But the class-winning Porsche 904/6 was fully 52 laps ahead, and the best-placed Spitfire just 10 behind.
In fairness to the Rover-BRM, it had performed considerably better – in terms of speed, if not thermal efficiency – in its original spyder form of 1963, in the hands of Hill and his then-F1 team-mate Richie Ginther.
Its 3600km target achieved with more than two hours to spare, only seven others topped its eventual 2539 miles. But ‘OO’ experimental status precluded it from the official results.
Though mildly bemused by its many quirks, Hill was impressed by its handling: “I think I was going through White House quicker in that car than in any I have driven at Le Mans,” he wrote in Life at the Limit. “It really was amazing. We hardly had to back off and it whistled through at a hell of a speed.”
Hill gives a distinctive farewell as he leaves the pits Photo: Motorsport Images
Even Motor Sport’s Denis Jenkinson, a journalist not easily impressed, noted how the car finished in immaculate condition still, and running as strongly as it had been at the start.
Less impressive was its 6.97mpg.
This wasn’t a problem given a fuel (kerosene) allocation double that of petrol-engined cars’. But improvement was necessary if it wanted to compete on equal terms.
The 1965 version, clothed with a pretty aluminium coupé body styled by Rover’s David Bache, was entered in the 2-litre GT Prototype category and thus received no such concession.
To facilitate this, the engine had been fitted with two glass-ceramic discs of honeycomb construction, by Corning. Driven mechanically and rotating slowly – at no more than 20rpm – these pre-heated the inlet charge using exhaust gas.
This process knocked back power a tad while halving consumption: to 13.51mpg in 1965.
The Rover-BRM was vulnerable even to a Triumph Spitfire under acceleration Photo: Motorsport Images
The car would have run in this form in 1964 had not its Land-Rover tow vehicle been forced to swerve while returning from April’s official Test Day, causing the trailer to jackknife and roll.
That battered chassis was based on the original P57 F1 car that Ginther had crashed at the start of the 1962 Monaco Grand Prix. It was cut width-wise to accommodate the twin-shaft turbine and lengthways so as to be widened to two-seater form.

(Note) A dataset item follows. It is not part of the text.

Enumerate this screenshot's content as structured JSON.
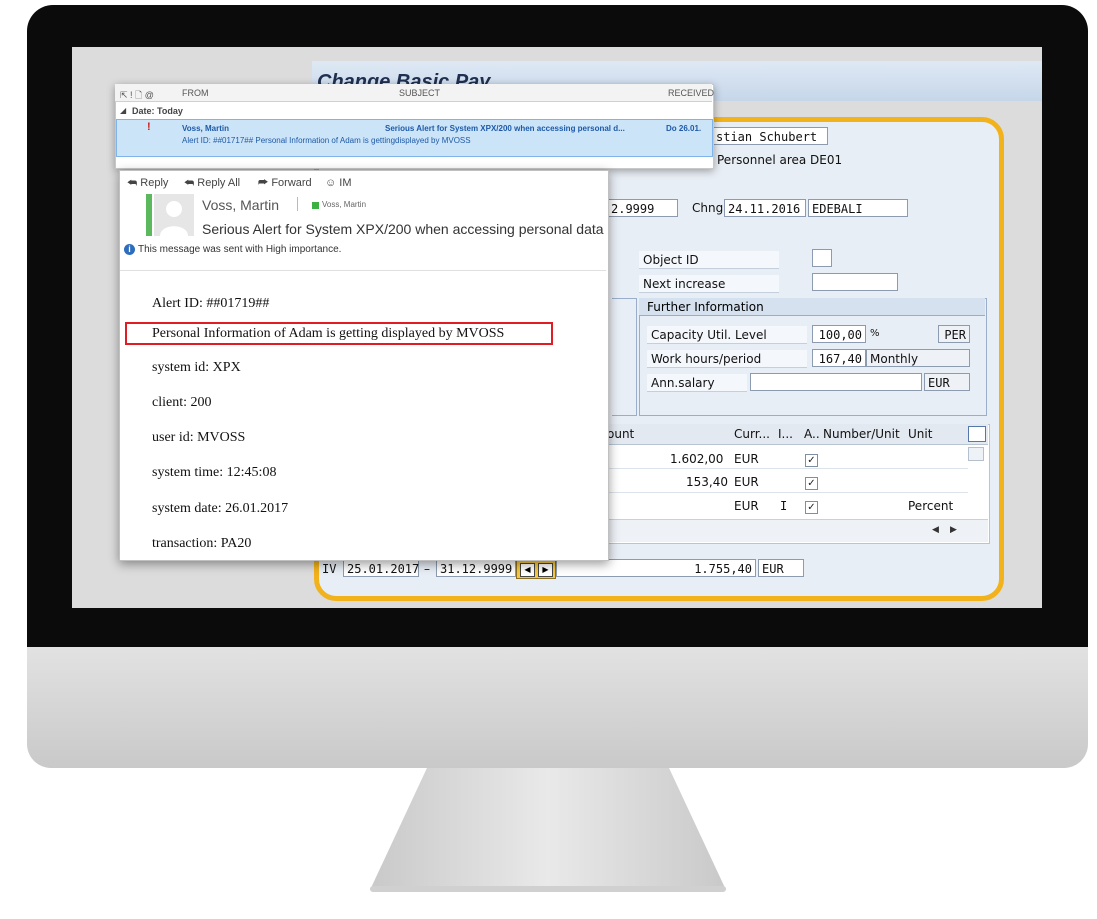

“It would have been different had BRM developed it rather than Rover,” says Stewart. “It was pretty boring, to be honest. Yet you had to concentrate really hard.
“Braking was the biggest challenge. There was no engine-braking. None of that feel you get from going down the gears; it was a single-speed. So it was difficult to judge deceleration.
“And you had to be on the brake pedal [big enough to accommodate either – or both! – feet] and the gas pedal [a ‘button’ with an eighth-inch of travel] at the same time because the turbine took a while to wind up. Massive lag: 2-3sec.
“So there were occasions when the front brakes would be locked and the rear wheels spinning. I think that’s what happened to Graham on the first lap.”
The Rover-BRM finished tenth – the highest-placed British car Photo: Motorsport Images
Post-race inspection discovered that engine vanes had been indeed been cracked and bent by a foreign body; some had been lost entirely. One of the ceramic discs had been scored, too.
Suffice to say that Stewart was relieved to jump back aboard his ‘rocket ship’.
The following weekend, he finished second to Jim Clark’s Lotus in the French GP at Clermont-Ferrand. And in September, he would score his maiden world championship victory: an astonishingly mature performance amid the hurly-burly of a Monza slipstreamer.
Le Mans and he were never a happy fit, in truth.
He had been the reserve driver (not called upon) for Maranello Concessionaires’ Ferrari 250GTO/64 in 1964, and his plan to share an Alan Mann Racing Ford GT40 MkII with Hill in 1966 was banjaxed by injuries sustained in his Damascene crash at the Belgian GP.
The thrill, newsworthiness and remuneration of co-driving Steve McQueen in a Porsche 917 in 1970 might have tempted him to turn a blind eye to the perils of pulling 250mph on a tree-lined, two-lane public road. But given that race’s monsoon conditions, one imagines him relieved that the film star’s fanciful notion had come to naught.
And so he tackled Le Mans just the once. Oddly, memorably.